Objectives—To determine effects of selectin inhibitor TBC1269 on neutrophil infiltration, and neutrophilassociated injury during pneumonia induced by Mannheimia haemolytica and concentration of antimicrobial anionic peptide (AAP) in bronchoalveolar lavage fluid (BALF) as well as antimicrobial activity of BALF from healthy (control) neonatal calves, neonatal calves with M haemolytica-induced pneumonia, neonatal calves with prior treatment with TBC1269, and adult cattle.

Animals—Eighteen 1- to 3-day-old calves and 9 adult cattle.

Procedure—Calves were inoculated with M haemolyticaor pyrogen-free saline (0.14M NaCl) solution into the right cranial lung lobe, and BALF was collected 2 or 6 hours after inoculation. Thirty minutes before and 2 hours after inoculation, 4 calves received TBC1269. The BALF collected from 9 adult cattle was used for comparison of BALF AAP concentration and antimicrobial activity. Protein concentration and neutrophil differential percentage and degeneration in BALF were determined. An ELISA and killing assay were used to determine BALF AAP concentration and antimicrobial activity, respectively.

Results—Total protein concentration was significantly decreased in BALF from calves receiving TBC1269. Similar concentrations of AAP were detected in BALF from all calves, which were 3-fold higher than those in BALF from adult cattle. However, BALF from neonates had little or no anti-M haemolytica activity.

Conclusions and Clinical Relevance—These results suggest that TBC1269 decreases pulmonary tissue injury in neonatal calves infected with M haemolytica. Although AAP is detectable in neonatal BALF at 3 times the concentration detected in adult BALF, neonatal BALF lacks antimicrobial activity for M haemolytica. (Am J Vet Res 2001;62:665–672)

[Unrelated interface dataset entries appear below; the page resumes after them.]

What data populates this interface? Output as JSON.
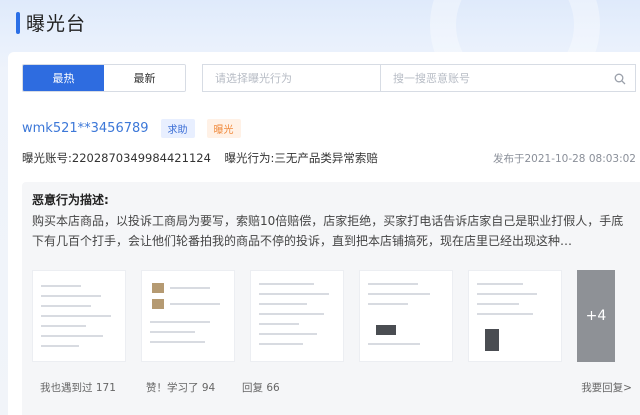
{
  "header": {
    "title": "曝光台"
  },
  "filters": {
    "tabs": [
      {
        "label": "最热",
        "active": true
      },
      {
        "label": "最新",
        "active": false
      }
    ],
    "behavior_select_placeholder": "请选择曝光行为",
    "search_placeholder": "搜一搜恶意账号"
  },
  "post": {
    "username": "wmk521**3456789",
    "tags": {
      "help": "求助",
      "expose": "曝光"
    },
    "account_label": "曝光账号:2202870349984421124",
    "behavior_label": "曝光行为:三无产品类异常索赔",
    "publish_time": "发布于2021-10-28 08:03:02",
    "description": {
      "heading": "恶意行为描述:",
      "text": "购买本店商品，以投诉工商局为要写，索赔10倍赔偿，店家拒绝，买家打电话告诉店家自己是职业打假人，手底下有几百个打手，会让他们轮番拍我的商品不停的投诉，直到把本店铺搞死，现在店里已经出现这种…"
    },
    "more_images": "+4",
    "actions": {
      "met": "我也遇到过 171",
      "like": "赞！学习了 94",
      "reply": "回复 66",
      "want_reply": "我要回复>"
    }
  },
  "colors": {
    "accent": "#2e6ce0",
    "link": "#3d78d8",
    "expose": "#f08a3c"
  }
}
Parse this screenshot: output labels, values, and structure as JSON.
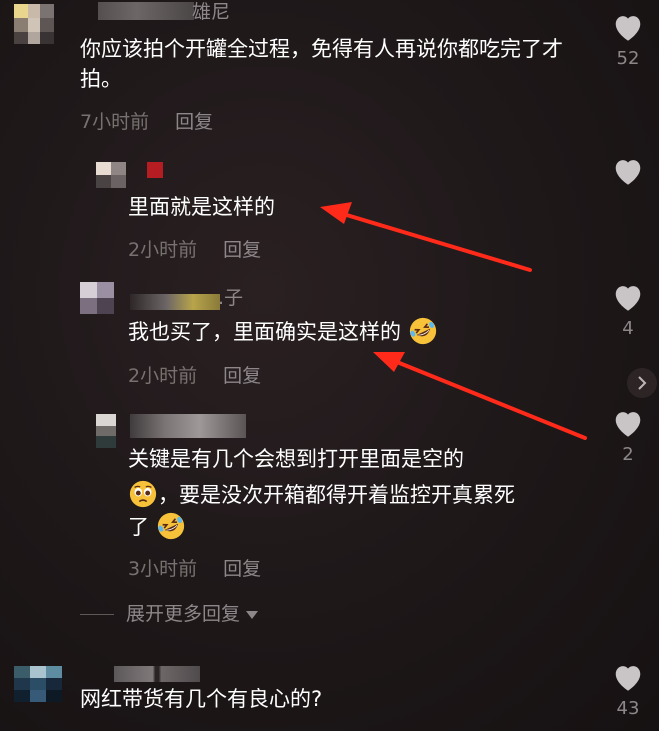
{
  "comments": [
    {
      "name": "雄尼",
      "text": "你应该拍个开罐全过程，免得有人再说你都吃完了才拍。",
      "time": "7小时前",
      "reply": "回复",
      "likes": "52"
    },
    {
      "name": "",
      "text": "网红带货有几个有良心的?",
      "time": "",
      "reply": "",
      "likes": "43"
    }
  ],
  "replies": [
    {
      "name": "",
      "text": "里面就是这样的",
      "time": "2小时前",
      "reply": "回复",
      "likes": ""
    },
    {
      "name": ".子",
      "text": "我也买了，里面确实是这样的",
      "time": "2小时前",
      "reply": "回复",
      "likes": "4"
    },
    {
      "name": "",
      "text_line1": "关键是有几个会想到打开里面是空的",
      "text_line2": "，要是没次开箱都得开着监控开真累死",
      "text_line3": "了",
      "time": "3小时前",
      "reply": "回复",
      "likes": "2"
    }
  ],
  "expand_more": "展开更多回复",
  "icons": {
    "like": "heart-icon",
    "more": "chevron-right-icon",
    "emoji_laugh": "rolling-on-floor-laughing-emoji",
    "emoji_plead": "pleading-face-emoji"
  },
  "colors": {
    "background": "#1b1516",
    "text": "#ffffff",
    "muted": "#8d8789",
    "annotation_arrow": "#ff2a1a"
  }
}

Full access
in American Journal of Veterinary Research